The valley‐fill aquifer in the lower Fall Creek valley (designated as aquifer 4, fig. 1), within the Towns of Dryden and Groton, was mapped by Miller (2000) and identified as one of 17 unconsolidated aquifers in Tompkins County that need to be studied in more detail. The east end of the valley (near the Tompkins and Cortland County border) is on the backside of a large morainal plug, which is part of the Valley Heads Moraine. A large system of springs discharge from the backside of the moraine and forms part of the headwaters to Fall Creek. The valley‐fill aquifer thins and pinches out to the west (figs. 1 and 2)— where the valley is floored by bedrock and becomes a “hanging valley” to Cayuga Lake trough.
The moraine in the east part of the valley is comprised of a thick sequence of heterogeneous sediments (typically sand and gravel interbedded with layers or lenses of fine‐grained material) more than 200 ft thick. In the west part of the valley, coarse‐grained ice‐contact deposits become overlain by a thick sequence of fine‐grained lacustrine deposits (as much as 200 ft thick) that confines a sand and gravel aquifer in the central part of the valley.
There has been moderate development during the last several decades over the aquifer in the lower Fall Creek valley. The residents in the Village of Freeville and Hamlet of Etna, many businesses, farms, and rural homeowners obtain their water supply from wells that tap sand and gravel aquifers in the valley. The Town of Dryden, Tompkins County, and Cornell University need hydrogeologic information to help planners develop a more comprehensive approach to water‐resources management in Tompkins County. Recent (2016) drought conditions along Fall Creek (the potable water source for Cornell university) further heightened awareness of a need for a better understanding of the groundwater‐surface water connection of this resource.
Potentiometric surface and direction of groundwater flow
Hydrogeologic data will be collected and maps will be compiled that depict the aquifer boundaries, generalized geologic framework, recharge areas, potentiometric surface(s), and direction of groundwater flow in the aquifers.

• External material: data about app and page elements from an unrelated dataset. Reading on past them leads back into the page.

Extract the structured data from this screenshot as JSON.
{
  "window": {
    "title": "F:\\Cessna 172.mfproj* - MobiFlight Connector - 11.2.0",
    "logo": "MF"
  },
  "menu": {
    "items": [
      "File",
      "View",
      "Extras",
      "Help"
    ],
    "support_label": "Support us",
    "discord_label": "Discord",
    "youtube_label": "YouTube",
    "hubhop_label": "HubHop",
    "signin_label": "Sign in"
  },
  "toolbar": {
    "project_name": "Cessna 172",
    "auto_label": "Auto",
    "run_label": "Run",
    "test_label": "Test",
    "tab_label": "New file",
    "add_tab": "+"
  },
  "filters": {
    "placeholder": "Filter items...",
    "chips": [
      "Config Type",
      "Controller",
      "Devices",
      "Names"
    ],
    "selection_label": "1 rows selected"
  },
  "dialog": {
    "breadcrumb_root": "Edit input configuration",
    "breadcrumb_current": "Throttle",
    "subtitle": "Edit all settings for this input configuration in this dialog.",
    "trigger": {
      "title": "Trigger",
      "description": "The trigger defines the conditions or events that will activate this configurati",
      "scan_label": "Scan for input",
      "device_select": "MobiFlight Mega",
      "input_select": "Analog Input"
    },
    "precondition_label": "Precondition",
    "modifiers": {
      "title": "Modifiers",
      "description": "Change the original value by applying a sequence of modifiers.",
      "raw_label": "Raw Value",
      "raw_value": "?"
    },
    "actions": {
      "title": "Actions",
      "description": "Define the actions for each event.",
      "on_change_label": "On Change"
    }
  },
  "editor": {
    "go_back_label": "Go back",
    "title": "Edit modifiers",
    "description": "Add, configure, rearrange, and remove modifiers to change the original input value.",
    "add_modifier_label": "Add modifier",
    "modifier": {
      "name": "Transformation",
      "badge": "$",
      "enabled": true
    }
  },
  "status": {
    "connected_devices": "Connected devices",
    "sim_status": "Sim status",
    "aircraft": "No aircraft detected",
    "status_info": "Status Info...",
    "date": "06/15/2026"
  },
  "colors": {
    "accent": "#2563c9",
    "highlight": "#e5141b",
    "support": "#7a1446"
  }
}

A report will describe general aquifer characteristics, groundwater and surface‐water interactions, and groundwater quality.
Individual work elements
1. Construct a base map using ArcGIS (or a geographic information system (GIS)) with topography derived from lidar, surficial geology, bedrock geology, and well information.
2. Inventory wells in the valley and enter data into the USGS national well database-Ground-Water Site Inventory (GWSI). Groundwater use from the aquifer will be estimated from inventorying metered pumping data from large pumping wells and by estimating the groundwater use by homeowners that tap the aquifer.
3. Conduct passive seismic surveys to complement well log data and determine the thickness of the valley-fill deposits and the configuration of the bedrock floor that underlies the valley.
4. Install at least two pairs of nested piezometers (two wells in the upper unconfined system and two wells in the lower confined system) to (a) gather subsurface data where there is little or no data, (b) serve as control points (ground-truthing) for interpreting seismic-refraction data, and (c) collect water-level and water-quality data that will determine variations between the confined and unconfined systems. Drilling costs will be paid separately by Tompkins County Planning Department and/or the Towns of Dryden and Cornell University. USGS will help Tompkins County and/or the Towns of Dryden and Cornell University in writing the drilling contract, drilling oversight, and sample collection.
5. Construct geohydrologic sections showing the stratigraphy of the glacial deposits and aquifer boundaries.
6. Compile a surficial geology map using existing maps, well logs, surficial survey data and field visits.
7. Conduct synoptic groundwater-level measurements in wells in the valley-fill aquifer. The data will be used to construct generalized potentiometric-surface maps of geohydrologic units that compose the aquifer system. The generalized direction of groundwater flow will also be indicated on the maps.
8. Install at least two water-level recorders. Seasonal water-level fluctuations will be represented by hydrographs.
9. Conduct streamflow measurements in several major tributaries and in Fall Creek to determine whether groundwater discharges into the stream (gaining reaches) or the streams recharge the aquifer (losing reaches).
10. Collect and analyze available aquifer-test data (if any) from drillers’ records to determine specific capacity of wells and estimate aquifer transmissivity and hydraulic conductivity (permeability of aquifer materials).
11. Collect and compile available chemical data from community and non-municipal community wells from water suppliers, the County Health Department, and the USGS NWIS database.
12. Collect four or more groundwater samples to determine the water quality in the aquifers. Water samples will be analyzed for pH, specific conductance, alkalinity, major ions, and nutrients.
13. Collect five surface-water samples—four from tributary streams and one from the main stream (Fall Creek)—and analyze for the same water quality parameters. These samples will be collected during baseflow conditions and will represent the general chemical characteristics of the groundwater contribution of streamflow.
Miller, T.S., 2000, Unconsolidated aquifers in Tompkins County, New York: U.S. Geological Survey Water-Resources Investigations Report 00-4211, 1 sheet